The guy who staged that ostentatious Beijing Olympics opening ceremony remaking Blood Simple? Sounds like the sort of notion that comes after that second bottle of baiju. Zhang Yimou—yep, he made Hero–even dials back the setting of a noodle shop owner’s disastrous plan to bump off his adulterous wife a few centuries. The results play like all the bits in a kung fu film that aren’t kung fu.

Shahada (Faith)

The Muslim experience is heavily represented at this year’s Berlinale. Burhan Qurbani’s first film looks at three Germans who find their religious identity compromised by the pressure of contemporary melting pot Berlin. Qurbani is himself the son of Afghan refugees and grew up in Germany. His 2007 short Illusion won a jury award at the Hamburg International Short Festival.

Shekarchi (The Hunter)

Ali is released from prison and sets out trying to put his life back together. He lets off steam by hunting in the forest. All seems well until a political demonstration leads to tragedy. Ali finds that the woods are also his refuge, as he plays a game of hunter and hunted with Johnny Law. Iranian filmmaker Rafi Pitts (Zemestan) stars and directs this in-no-way-indebted-to-First Blood thriller.

Shutter Island

Martin Scorsese’s latest film also looks like his loopiest. ‘Tec Leonardo DiCaprio visits an island-bound asylum for the criminally insane to sniff out an escaped inmate. A hurricane leaves him stranded on the rock, where he smells a rat among the hospital staff and becomes haunted by his tragic past (aka Michelle Williams). Drawing on the stuff of drive-in nightmares, Scorsese turns the Gothic up to 11.

Submarino

The family unit is always rife with drama. Nobody knows that better than Dogme 95 figurehead Thomas Vinterberg, who crashed on the scene with Festen. Jakob Cedergren and Peter Plaugborg play a pair of estranged brothers. One is a violent alcoholic. The other is a junkie raising a son on his own. Do these wrecked men have anything to offer one another? Based on the novel by Jonas T. Bengtsson.

Tuan Yuan (Apart Together)

When China fell to Mao Tse-tung, Kuomintang soldier Liu Yansheng skipped to Taiwan. Now he’s back, seeking to find the love he lost.

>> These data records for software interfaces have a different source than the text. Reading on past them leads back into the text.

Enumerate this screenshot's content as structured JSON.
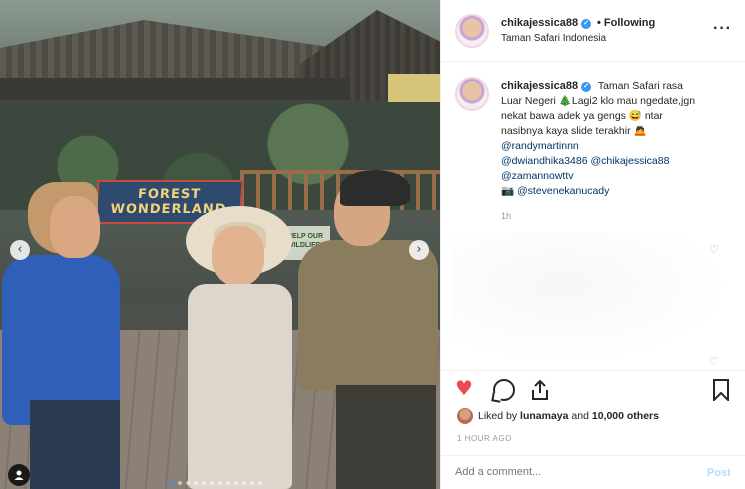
{
  "photo": {
    "sign_line1": "FOREST",
    "sign_line2": "WONDERLAND",
    "sign_small": "HELP OUR WILDLIFE",
    "carousel_dots": 12,
    "active_dot": 0
  },
  "header": {
    "username": "chikajessica88",
    "verified": true,
    "separator": "•",
    "follow_status": "Following",
    "location": "Taman Safari Indonesia"
  },
  "caption": {
    "username": "chikajessica88",
    "text_1": "Taman Safari rasa Luar Negeri 🎄Lagi2 klo mau ngedate,jgn nekat bawa adek ya gengs 😅 ntar nasibnya kaya slide terakhir 🙇",
    "mention_1": "@randymartinnn",
    "mention_2": "@dwiandhika3486",
    "mention_3": "@chikajessica88",
    "mention_4": "@zamannowttv",
    "camera_icon": "📷",
    "mention_5": "@stevenekanucady",
    "time": "1h"
  },
  "likes": {
    "liked_by": "Liked by",
    "user": "lunamaya",
    "and": "and",
    "others": "10,000 others"
  },
  "timestamp": "1 HOUR AGO",
  "comment": {
    "placeholder": "Add a comment...",
    "post_label": "Post"
  },
  "colors": {
    "like": "#ed4956",
    "link": "#003569",
    "verified": "#3897f0"
  }
}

Director Wang Quan’an returns to the Berlin Film Festival after winning the Golden Bear for Tuya’s Marriage in 2007. Leaving behind Wang’s rural dramas for an epic era-spanning romance, Tuan Yuan is due to be the competition section’s opening film.

Advertisements

Tags: , , , , , , , , , , , , , , , , , , , , , , , , , , , , , , , , , , , , , , , , , , , , , , , , , , , , , , , , , , , , , , , , , , , , , ,

3 Responses to “Berlin 2010 Preview: Competition, Part 2”

  1. Berlin 2010 Preview: Panorama Main/Special, Part One « SquallyShowers Says:

    […] Read the first part of our Berlin Competition preview. Read the second part of our Berlin Competition preview. […]

  2. Berlin 2010 Preview: Panorama Main/Special, Part 2 « SquallyShowers Says:

    […] Read the first part of our Berlin Panorama preview. Read the first part of our Berlin Competition preview. Read the second part of our Berlin Competition preview. […]

  3. Berlin 2010 Preview: Panorama Main/Special, Part 3 « SquallyShowers Says:

    […] Read the first part of our Berlin Panorama preview. Read the second part of our Berlin Panorama preview. Read the first part of our Berlin Competition preview. Read the second part of our Berlin Competition preview. […]

Leave a Reply

Fill in your details below or click an icon to log in:

WordPress.com Logo

You are commenting using your WordPress.com account. Log Out / Change )

Twitter picture

You are commenting using your Twitter account. Log Out / Change )

Facebook photo

You are commenting using your Facebook account. Log Out / Change )

Google+ photo

You are commenting using your Google+ account. Log Out / Change )

Connecting to %s


%d bloggers like this: